KALE SHAKSHUKA (serves 2-4)
- 2 tbs olive oil
- 1 medium onion, peeled
- 2 leeks, cleaned
- 1 clove of garlic, peeled and finely chopped
- 200g broccoli, chopped into florets
- 150g kale, chopped and tough stalks removed
- 4 eggs
- chopped coriander, to serve
FOR THE PUREE:
- 100g kale, chopped and tough stalks removed
- 1 clove of garlic, peeled and roughly chopped
- 1 tsp ground cumin
- 1 small green chilli, deseeded and chopped, or a sprinkle of chilli flakes
- 1/2 a vegetable stock cube
- 200ml water
- juice of half a lemon
- coriander – half a small bunch, roughly chopped
Cut the onions in to thin half moons, and halve the leeks, lengthways. Shred the halved leeks into half-centimetre slices horizontally. Heat the oil in a large, wide saute pan with a lid. Add the onion and leeks. Allow to soften in the oil on a low heat, until translucent but not coloured. Add the garlic and cook for a minute more.
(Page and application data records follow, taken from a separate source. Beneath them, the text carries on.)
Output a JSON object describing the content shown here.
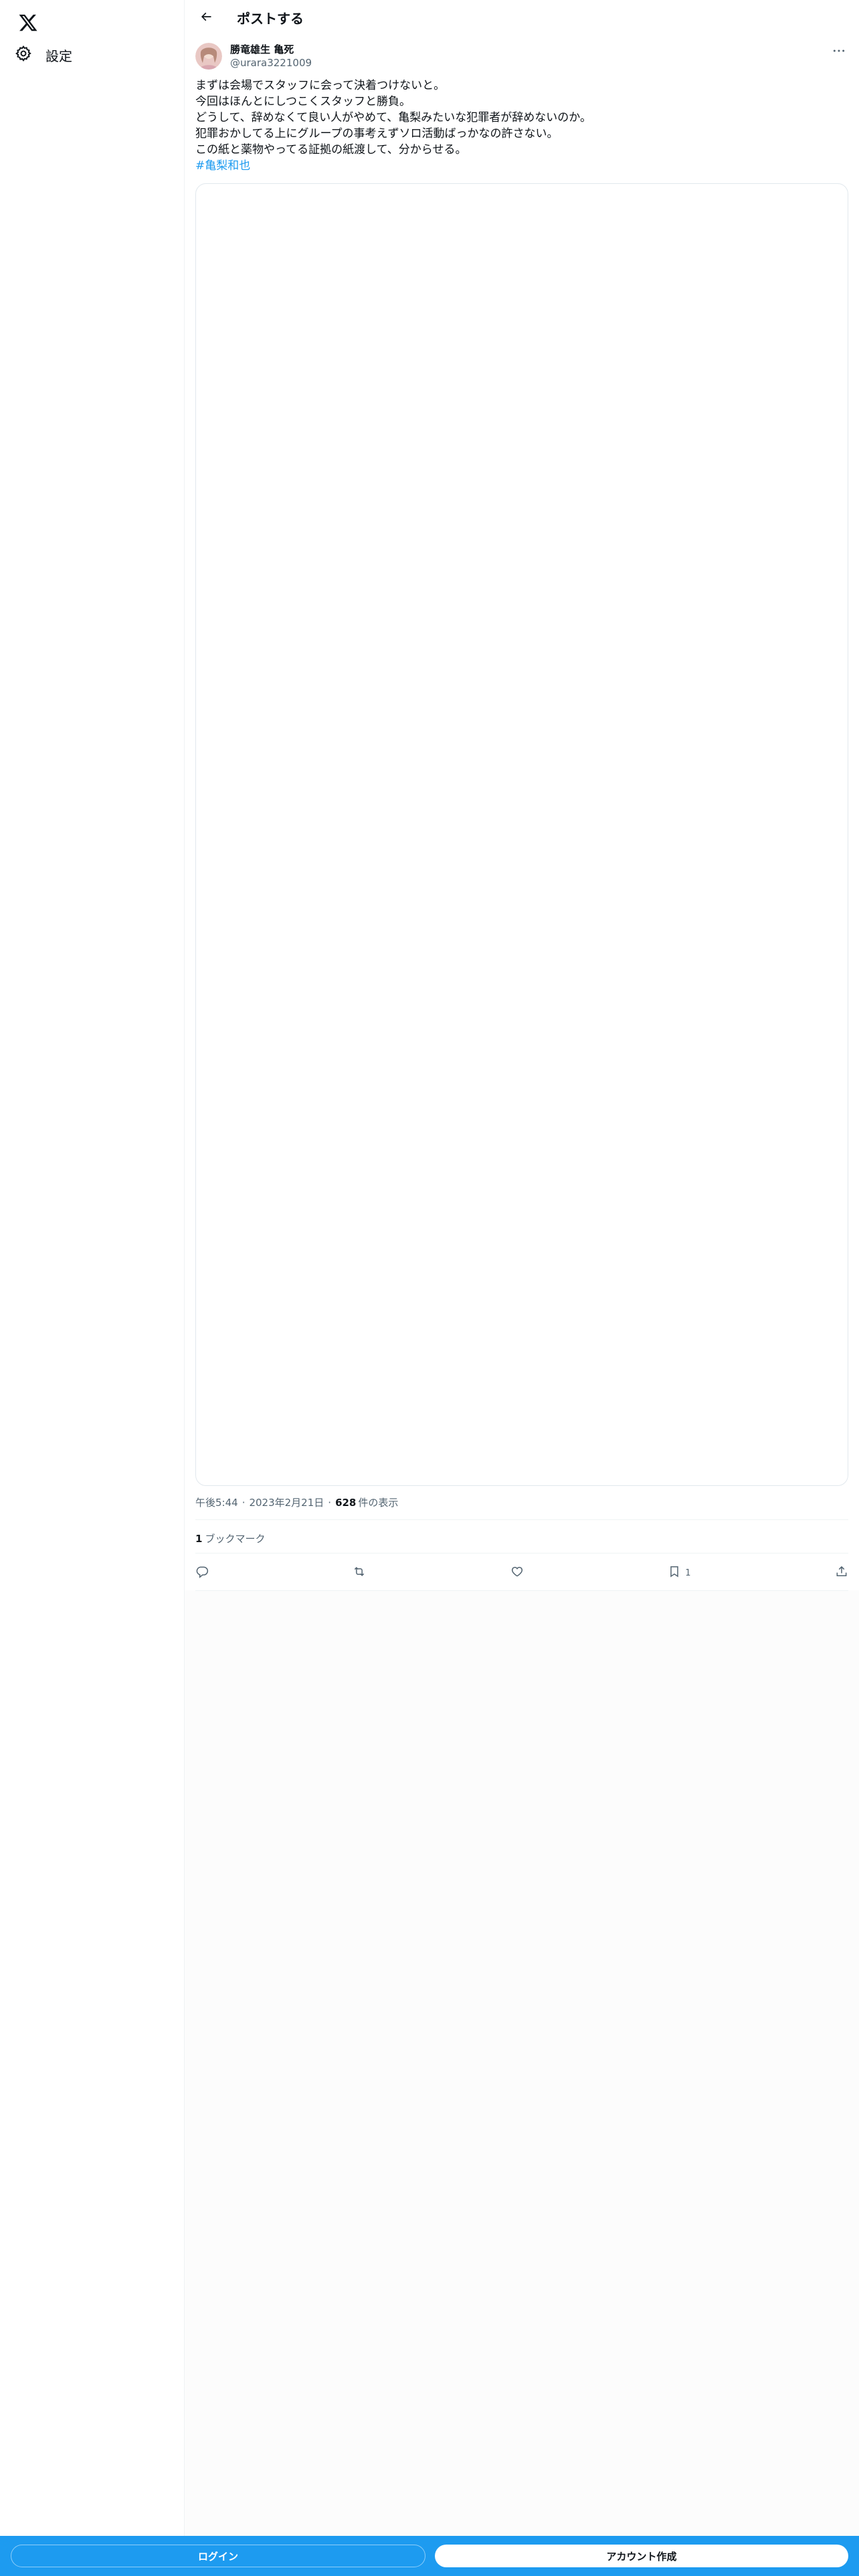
{
  "nav": {
    "logo_icon": "x-logo-icon",
    "settings_icon": "gear-icon",
    "settings_label": "設定"
  },
  "header": {
    "back_icon": "arrow-left-icon",
    "title": "ポストする"
  },
  "post": {
    "author": {
      "display_name": "勝竜雄生 亀死",
      "handle": "@urara3221009"
    },
    "more_icon": "more-dots-icon",
    "text_lines": [
      "まずは会場でスタッフに会って決着つけないと。",
      "今回はほんとにしつこくスタッフと勝負。",
      "どうして、辞めなくて良い人がやめて、亀梨みたいな犯罪者が辞めないのか。",
      "犯罪おかしてる上にグループの事考えずソロ活動ばっかなの許さない。",
      "この紙と薬物やってる証拠の紙渡して、分からせる。"
    ],
    "hashtag": "#亀梨和也",
    "time": "午後5:44",
    "date": "2023年2月21日",
    "views_count": "628",
    "views_label": "件の表示",
    "bookmark_count": "1",
    "bookmark_label": "ブックマーク",
    "actions": {
      "reply_icon": "reply-icon",
      "repost_icon": "repost-icon",
      "like_icon": "heart-icon",
      "bookmark_icon": "bookmark-icon",
      "bookmark_count": "1",
      "share_icon": "share-icon"
    }
  },
  "bottom_bar": {
    "login_label": "ログイン",
    "signup_label": "アカウント作成"
  },
  "colors": {
    "accent": "#1d9bf0",
    "text": "#0f1419",
    "secondary_text": "#536471"
  }
}
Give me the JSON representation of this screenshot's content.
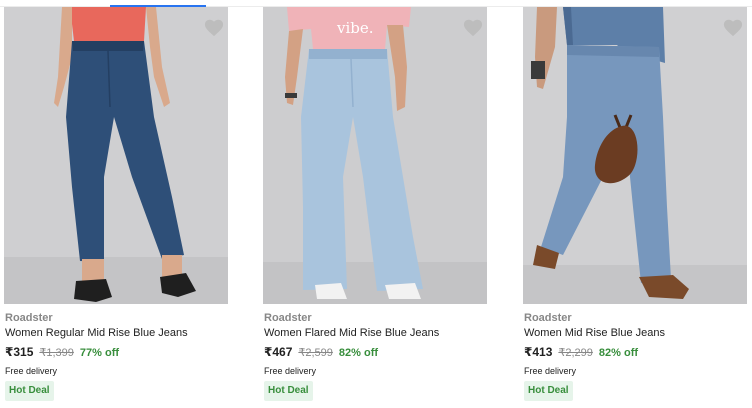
{
  "products": [
    {
      "brand": "Roadster",
      "title": "Women Regular Mid Rise Blue Jeans",
      "price": "₹315",
      "mrp": "₹1,399",
      "discount": "77% off",
      "delivery": "Free delivery",
      "badge": "Hot Deal",
      "image": {
        "shirt_color": "#e8685c",
        "jeans_color": "#2e4f78",
        "shoe_color": "#1f1f1f"
      }
    },
    {
      "brand": "Roadster",
      "title": "Women Flared Mid Rise Blue Jeans",
      "price": "₹467",
      "mrp": "₹2,599",
      "discount": "82% off",
      "delivery": "Free delivery",
      "badge": "Hot Deal",
      "image": {
        "shirt_color": "#f0b3b8",
        "shirt_text": "vibe.",
        "jeans_color": "#a9c4dd",
        "shoe_color": "#f2f2f2"
      }
    },
    {
      "brand": "Roadster",
      "title": "Women Mid Rise Blue Jeans",
      "price": "₹413",
      "mrp": "₹2,299",
      "discount": "82% off",
      "delivery": "Free delivery",
      "badge": "Hot Deal",
      "image": {
        "jacket_color": "#5d7fa8",
        "jeans_color": "#7797bd",
        "bag_color": "#6b3c22",
        "shoe_color": "#7a4a2a"
      }
    }
  ],
  "colors": {
    "image_bg": "#cfcfd1",
    "wishlist_icon": "#bdbdbd",
    "discount_green": "#388e3c",
    "badge_bg": "#e6f4ea"
  }
}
Meanwhile, whizz up all the puree ingredients in a food processor (I use my NutriBullet). You’ll end up with a bright green puree. Tip it into the pan, along with the broccoli florets. Cook for a couple of minutes, covered, until the florets start to soften. Add the kale and allow it to wilt. Add a splash more water if the pan is looking dry and the veg is starting to stick. Make four small wells among the kale and crack an egg into each. Cook over a gentle heat until the egg whites are set but the yolks are still runny. Season to taste and serve immediately with more coriander sprinkled over.
There are plenty of other bone-boosting recipes on the blog. Check out: